As part of the Buddhafield vision we are drawn to nature as the primary context for our life and practice — to the beauty of the natural world, to the living experience of interconnectedness it gives us, to the ancient sacred sites and landscapes around us.
Therefore we wish to create sanctuaries and shrines, for our own and others' benefit; to live simply and to live lightly on the land, using appropriate technology and exemplifying best practice in all that we do.
In 2006 we bought seventeen acres of land on Dartmoor, called ‘Frog Mill’, with the help of loans from our friends.
The site consists of several fields with thick established hedgerows a stream dividing the site and has views of Dartmoor. The site is large and has enough flat space to hold our larger retreat events, such as our family-friendly Village retreat.
Our aim for this tranquil site is to develop a magical and safe environment, providing the opportunity for adults and children to experience connection with a beautiful piece of land, hopefully for many years into the future. We are looking into various kinds of tree planting, including an organic orchard, and coppice for fuel and wildlife habitat.
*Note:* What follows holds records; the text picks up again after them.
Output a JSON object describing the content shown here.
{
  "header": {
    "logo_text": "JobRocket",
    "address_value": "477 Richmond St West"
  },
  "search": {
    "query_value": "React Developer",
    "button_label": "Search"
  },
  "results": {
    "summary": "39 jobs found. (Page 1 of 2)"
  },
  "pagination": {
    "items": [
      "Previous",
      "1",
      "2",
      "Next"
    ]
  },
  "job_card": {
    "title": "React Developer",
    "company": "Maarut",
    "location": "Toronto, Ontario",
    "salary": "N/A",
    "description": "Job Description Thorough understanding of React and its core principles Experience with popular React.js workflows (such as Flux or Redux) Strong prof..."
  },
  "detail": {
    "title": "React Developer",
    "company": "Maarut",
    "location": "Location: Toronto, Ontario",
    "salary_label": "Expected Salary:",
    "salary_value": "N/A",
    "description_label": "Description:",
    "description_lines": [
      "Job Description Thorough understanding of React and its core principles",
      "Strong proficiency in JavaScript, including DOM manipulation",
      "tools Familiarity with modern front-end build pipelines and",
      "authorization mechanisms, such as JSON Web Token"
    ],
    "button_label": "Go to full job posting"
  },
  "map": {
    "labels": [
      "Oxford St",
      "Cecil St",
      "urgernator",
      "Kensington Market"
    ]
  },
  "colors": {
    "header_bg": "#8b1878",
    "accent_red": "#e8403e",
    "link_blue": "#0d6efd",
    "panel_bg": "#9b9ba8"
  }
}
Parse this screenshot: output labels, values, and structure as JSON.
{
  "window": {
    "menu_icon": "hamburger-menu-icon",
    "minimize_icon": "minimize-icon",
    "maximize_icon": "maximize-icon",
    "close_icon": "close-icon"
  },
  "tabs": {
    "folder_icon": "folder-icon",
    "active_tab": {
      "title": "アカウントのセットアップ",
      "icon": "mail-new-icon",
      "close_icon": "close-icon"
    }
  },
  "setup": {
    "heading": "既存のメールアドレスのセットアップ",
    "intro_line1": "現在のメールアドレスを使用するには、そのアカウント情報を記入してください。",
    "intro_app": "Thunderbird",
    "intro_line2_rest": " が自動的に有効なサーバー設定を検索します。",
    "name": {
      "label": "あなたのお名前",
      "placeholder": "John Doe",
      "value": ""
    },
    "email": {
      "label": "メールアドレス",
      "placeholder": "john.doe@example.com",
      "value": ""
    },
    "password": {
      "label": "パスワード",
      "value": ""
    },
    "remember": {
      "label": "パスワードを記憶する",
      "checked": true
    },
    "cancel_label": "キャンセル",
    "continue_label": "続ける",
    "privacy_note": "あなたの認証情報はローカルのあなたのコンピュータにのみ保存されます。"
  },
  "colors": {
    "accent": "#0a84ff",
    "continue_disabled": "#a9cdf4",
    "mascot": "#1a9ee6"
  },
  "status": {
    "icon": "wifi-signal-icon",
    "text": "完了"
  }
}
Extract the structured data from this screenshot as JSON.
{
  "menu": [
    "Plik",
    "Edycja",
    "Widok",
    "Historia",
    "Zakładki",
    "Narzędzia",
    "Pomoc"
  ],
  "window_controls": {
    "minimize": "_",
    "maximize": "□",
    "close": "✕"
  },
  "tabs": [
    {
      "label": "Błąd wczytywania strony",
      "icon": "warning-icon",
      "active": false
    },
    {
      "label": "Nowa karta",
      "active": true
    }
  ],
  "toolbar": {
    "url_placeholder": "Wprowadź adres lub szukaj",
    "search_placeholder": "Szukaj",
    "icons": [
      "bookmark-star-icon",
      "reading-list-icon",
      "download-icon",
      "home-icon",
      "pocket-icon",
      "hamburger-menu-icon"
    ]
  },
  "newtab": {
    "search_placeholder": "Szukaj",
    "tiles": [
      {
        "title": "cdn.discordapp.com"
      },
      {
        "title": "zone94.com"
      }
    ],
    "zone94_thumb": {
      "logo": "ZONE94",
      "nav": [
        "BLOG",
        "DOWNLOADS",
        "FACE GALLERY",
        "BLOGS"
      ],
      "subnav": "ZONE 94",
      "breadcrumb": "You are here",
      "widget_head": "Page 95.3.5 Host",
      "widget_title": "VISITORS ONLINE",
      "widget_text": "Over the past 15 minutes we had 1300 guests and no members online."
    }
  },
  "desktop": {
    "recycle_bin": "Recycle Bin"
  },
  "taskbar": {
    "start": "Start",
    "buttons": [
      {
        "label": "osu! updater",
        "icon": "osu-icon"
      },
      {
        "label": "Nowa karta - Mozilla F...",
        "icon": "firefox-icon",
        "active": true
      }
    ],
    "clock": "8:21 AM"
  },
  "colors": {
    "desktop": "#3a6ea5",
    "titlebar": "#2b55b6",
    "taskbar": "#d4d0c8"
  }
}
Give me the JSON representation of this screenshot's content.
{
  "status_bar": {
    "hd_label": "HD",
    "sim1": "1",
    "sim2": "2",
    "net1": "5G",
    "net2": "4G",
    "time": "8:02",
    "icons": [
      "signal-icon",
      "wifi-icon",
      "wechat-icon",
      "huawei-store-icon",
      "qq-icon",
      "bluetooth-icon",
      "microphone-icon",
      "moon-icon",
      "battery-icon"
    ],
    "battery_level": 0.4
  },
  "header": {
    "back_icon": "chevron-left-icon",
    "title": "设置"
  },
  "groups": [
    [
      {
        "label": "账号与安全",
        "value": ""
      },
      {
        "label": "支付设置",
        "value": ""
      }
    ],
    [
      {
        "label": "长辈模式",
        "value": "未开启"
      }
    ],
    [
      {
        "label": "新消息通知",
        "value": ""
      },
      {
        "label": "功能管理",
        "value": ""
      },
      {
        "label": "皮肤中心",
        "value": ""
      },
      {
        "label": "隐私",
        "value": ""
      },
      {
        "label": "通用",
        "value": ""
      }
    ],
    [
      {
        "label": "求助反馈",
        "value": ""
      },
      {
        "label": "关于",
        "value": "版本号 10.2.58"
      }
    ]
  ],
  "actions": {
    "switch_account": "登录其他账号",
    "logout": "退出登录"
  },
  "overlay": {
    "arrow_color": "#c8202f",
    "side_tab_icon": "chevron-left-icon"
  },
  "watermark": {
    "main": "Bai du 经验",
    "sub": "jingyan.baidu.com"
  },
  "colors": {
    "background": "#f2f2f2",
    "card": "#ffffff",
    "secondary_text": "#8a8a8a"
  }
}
Taking on this project has been a leap of faith for us: in 2006 we borrowed £85,000 to buy the land and we wish to wholeheartedly thank all who have contributed £65,000 to our Land Appeal so far.
Owning this land means that our larger retreats have a site that can be developed for their needs.
On this land (very varied and including wetland and deciduous bluebell woods) we are beginning to turn our vision into reality. At Broadhembury we are now integrating the magic of our retreats with the challenge of practicing sustainable land use in a real and long-term way.
In 2004 we employed the permaculturalist Phil Corbett to carry out a survey on our land. Following this consultation, Dharmamrta developed a permaculture design for the land, which includes planting trees for firewood and for fruit; creating terraces to provide flat land for camping, and planting hedges for shelter and privacy.
Work on the design got underway during the winter of 2004, and continues. Work on the land is an integral part of at least one Buddhafield Retreat each season. Out of a desire for the wellbeing not only of humankind but also animals, birds and the earth itself, Buddhafield is taking a leading role in developing an eco-Buddhist culture in this country.
You can see some photographs of the February 2011 Tree Planting Retreat and the First Light in the Garden Event 2012 — supported by a grant from the Big Lottery Fund — both on our Flickr site.